CfP: ICOHTEC Technology-based and Technology-generated decisions

You can download this call as  PDF  file. The International Committee for the History of Technology’s 49 th  Symposium is hosted by the University of Ostrava, Czech Republic.   Since it   will take place online it is scheduled in two slots:  24 th  – 25 th   September  and  15 th  – 16 th  October 2022 . The general theme is “ Technology-based and Technology-generated decisions ”. Whereas technology-based decisions have a long history, technology-generated decisions of so-called artificial intelligence, AI, are on the horizon since the turn of the 21 st  century and might gain decisive influence within the next years. Which decisions we are willing to hand over to technology? How to define ethical guidelines for this development? The symposium aims to contribute to this discussion, based on a transnational perspective of the history of technology. *** The deadline for proposals is Sunday, 30 April 2022 *** Technology has always involved the decision-making process of humankind

Call for Contributors: Gender, Colonialism & Science, vol. 3: Plants

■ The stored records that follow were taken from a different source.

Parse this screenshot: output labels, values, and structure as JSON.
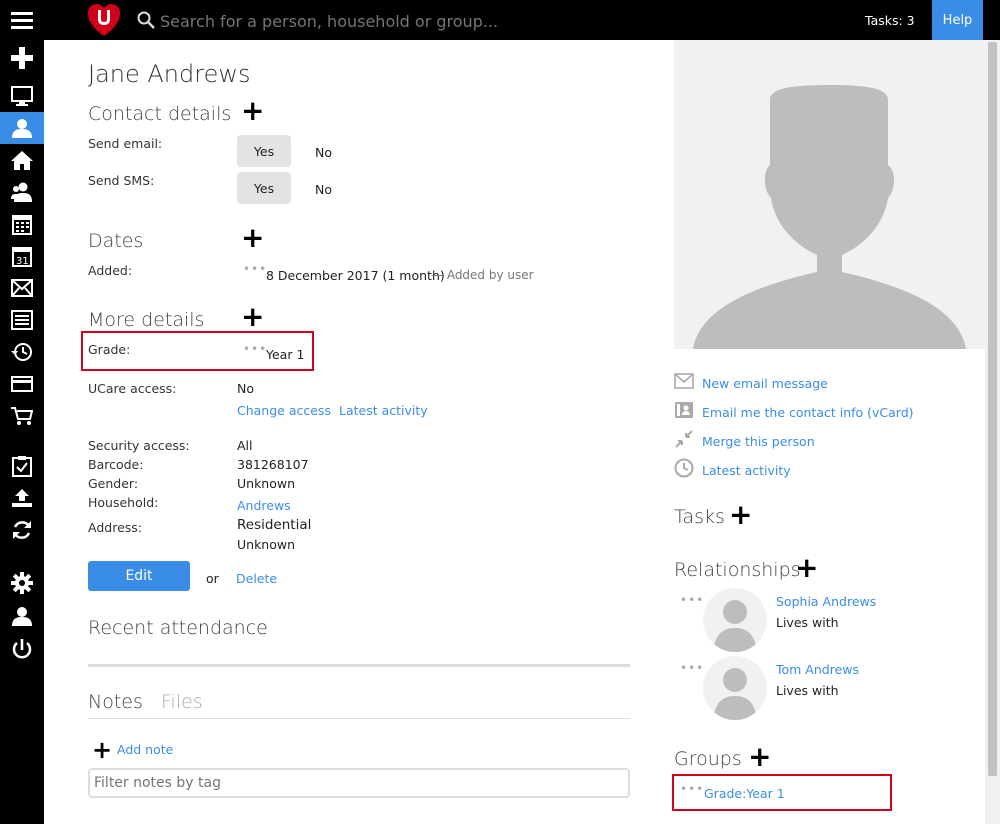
{
  "search": {
    "placeholder": "Search for a person, household or group..."
  },
  "topbar": {
    "tasks": "Tasks: 3",
    "help": "Help"
  },
  "person": {
    "name": "Jane Andrews"
  },
  "contact": {
    "title": "Contact details",
    "send_email_label": "Send email:",
    "send_sms_label": "Send SMS:",
    "yes": "Yes",
    "no": "No"
  },
  "dates": {
    "title": "Dates",
    "added_label": "Added:",
    "added_value": "8 December 2017 (1 month)",
    "added_by": "— Added by user"
  },
  "more": {
    "title": "More details",
    "grade_label": "Grade:",
    "grade_value": "Year 1"
  },
  "access": {
    "ucare_label": "UCare access:",
    "ucare_value": "No",
    "change_access": "Change access",
    "latest_activity": "Latest activity"
  },
  "info": {
    "security_label": "Security access:",
    "security_value": "All",
    "barcode_label": "Barcode:",
    "barcode_value": "381268107",
    "gender_label": "Gender:",
    "gender_value": "Unknown",
    "household_label": "Household:",
    "household_value": "Andrews",
    "address_label": "Address:",
    "address_line1": "Residential",
    "address_line2": "Unknown"
  },
  "actions": {
    "edit": "Edit",
    "or": "or",
    "delete": "Delete"
  },
  "attendance": {
    "title": "Recent attendance"
  },
  "notes": {
    "tab_notes": "Notes",
    "tab_files": "Files",
    "add_note": "Add note",
    "filter_placeholder": "Filter notes by tag"
  },
  "side_links": {
    "email": "New email message",
    "vcard": "Email me the contact info (vCard)",
    "merge": "Merge this person",
    "activity": "Latest activity"
  },
  "tasks": {
    "title": "Tasks"
  },
  "relationships": {
    "title": "Relationships",
    "items": [
      {
        "name": "Sophia Andrews",
        "relation": "Lives with"
      },
      {
        "name": "Tom Andrews",
        "relation": "Lives with"
      }
    ]
  },
  "groups": {
    "title": "Groups",
    "items": [
      {
        "name": "Grade:Year 1"
      }
    ]
  },
  "colors": {
    "accent": "#3a8de6",
    "highlight": "#d0021b",
    "brand": "#d0021b"
  }
}
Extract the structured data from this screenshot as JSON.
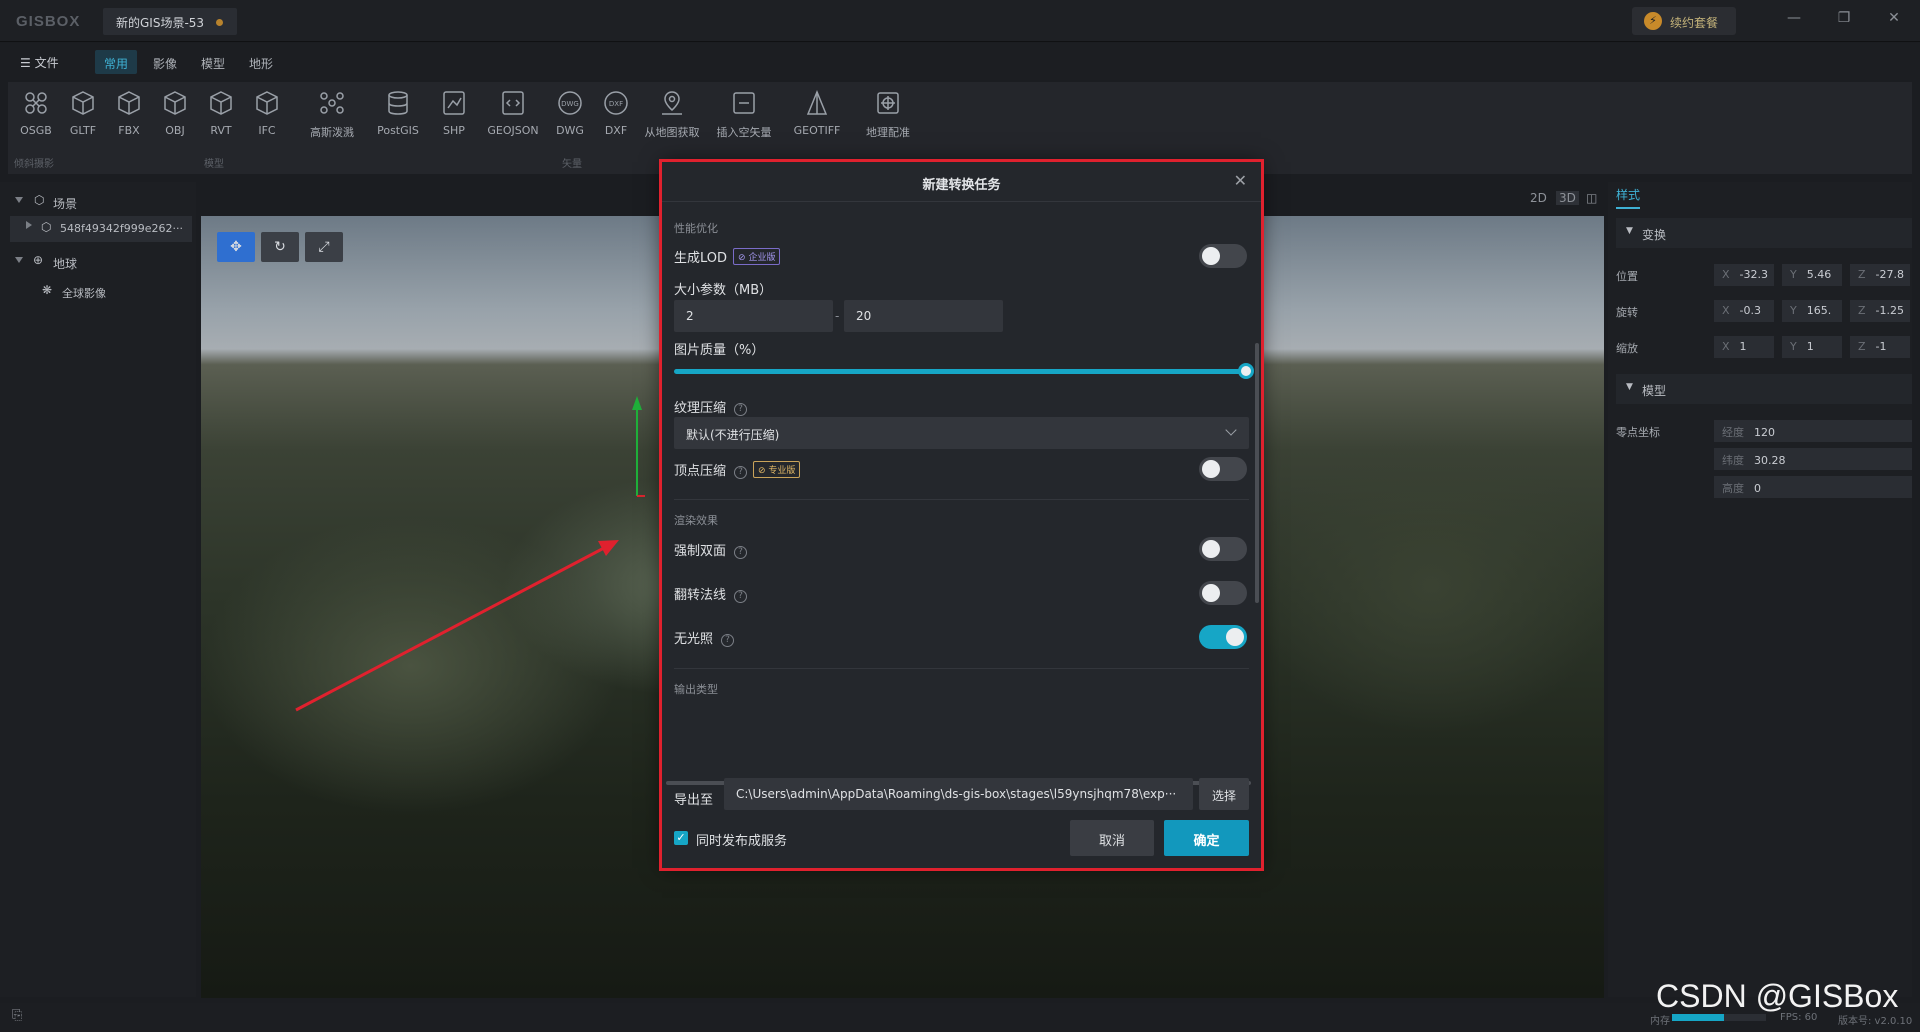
{
  "app": {
    "logo": "GISBOX",
    "doc_tab": "新的GIS场景-53",
    "renew_label": "续约套餐"
  },
  "menu": {
    "file": "文件",
    "tabs": [
      "常用",
      "影像",
      "模型",
      "地形"
    ],
    "active_tab": "常用"
  },
  "toolbar": {
    "tools": [
      {
        "label": "OSGB",
        "icon": "osgb-icon"
      },
      {
        "label": "GLTF",
        "icon": "cube-icon"
      },
      {
        "label": "FBX",
        "icon": "cube-icon"
      },
      {
        "label": "OBJ",
        "icon": "cube-icon"
      },
      {
        "label": "RVT",
        "icon": "cube-icon"
      },
      {
        "label": "IFC",
        "icon": "cube-icon"
      },
      {
        "label": "高斯泼溅",
        "icon": "gaussian-icon"
      },
      {
        "label": "PostGIS",
        "icon": "database-icon"
      },
      {
        "label": "SHP",
        "icon": "shp-icon"
      },
      {
        "label": "GEOJSON",
        "icon": "geojson-icon"
      },
      {
        "label": "DWG",
        "icon": "dwg-icon"
      },
      {
        "label": "DXF",
        "icon": "dxf-icon"
      },
      {
        "label": "从地图获取",
        "icon": "map-fetch-icon"
      },
      {
        "label": "插入空矢量",
        "icon": "insert-vector-icon"
      },
      {
        "label": "GEOTIFF",
        "icon": "geotiff-icon"
      },
      {
        "label": "地理配准",
        "icon": "georeference-icon"
      }
    ],
    "groups": [
      "倾斜摄影",
      "模型",
      "矢量"
    ]
  },
  "left_panel": {
    "scene_label": "场景",
    "scene_item": "548f49342f999e262···",
    "earth_label": "地球",
    "earth_item": "全球影像"
  },
  "view_modes": [
    "2D",
    "3D"
  ],
  "right_panel": {
    "tab": "样式",
    "transform_section": "变换",
    "position_label": "位置",
    "position": {
      "x": "-32.3",
      "y": "5.46",
      "z": "-27.8"
    },
    "rotation_label": "旋转",
    "rotation": {
      "x": "-0.3",
      "y": "165.",
      "z": "-1.25"
    },
    "scale_label": "缩放",
    "scale": {
      "x": "1",
      "y": "1",
      "z": "-1"
    },
    "model_section": "模型",
    "origin_label": "零点坐标",
    "longitude_label": "经度",
    "longitude": "120",
    "latitude_label": "纬度",
    "latitude": "30.28",
    "height_label": "高度",
    "height": "0"
  },
  "dialog": {
    "title": "新建转换任务",
    "perf_section": "性能优化",
    "lod_label": "生成LOD",
    "lod_badge": "企业版",
    "lod_on": false,
    "size_label": "大小参数（MB）",
    "size_min": "2",
    "size_max": "20",
    "quality_label": "图片质量（%）",
    "quality_value": 100,
    "texture_label": "纹理压缩",
    "texture_value": "默认(不进行压缩)",
    "vertex_label": "顶点压缩",
    "vertex_badge": "专业版",
    "vertex_on": false,
    "render_section": "渲染效果",
    "double_side_label": "强制双面",
    "double_side_on": false,
    "flip_normal_label": "翻转法线",
    "flip_normal_on": false,
    "no_light_label": "无光照",
    "no_light_on": true,
    "output_section": "输出类型",
    "export_label": "导出至",
    "export_path": "C:\\Users\\admin\\AppData\\Roaming\\ds-gis-box\\stages\\l59ynsjhqm78\\exp···",
    "choose_label": "选择",
    "publish_label": "同时发布成服务",
    "publish_checked": true,
    "cancel_label": "取消",
    "ok_label": "确定"
  },
  "status": {
    "memory_label": "内存",
    "fps": "FPS: 60",
    "version": "版本号: v2.0.10"
  },
  "watermark": "CSDN @GISBox",
  "colors": {
    "accent": "#16a6c6",
    "annotation": "#e0212e",
    "background": "#1b1d21"
  }
}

Gender, Colonialism & Science: A Cross-Cultural Compendium of Primary Sources. Vol. 3: Plants Volume editors: Tina Gianquitto & Geoff Bil General editors: Donald L. Opitz & Banu Subramanian We are seeking contributions to a volume of primary source materials—with particular emphasis on those produced by women, queer, non-binary, two-spirit and/or transgender persons—that offer perspectives on gender and plant life (and quasi-plant life) from global geographies of direct relevance to the British empire (ca. 1650-1950).   This volume will be part of a 5-volume series, “Gender, Colonialism, and Science: A Cross-Cultural Compendium of Primary Sources” (General Editors: Donald L. Opitz and Banu Subramanian) from Routledge. Collectively, the volumes will illuminate gendered knowledge about nature in various cultural contexts from approximately 1650 to 1950. They will offer a readily-accessible compendium of primary source materials that span geographies and cultural persp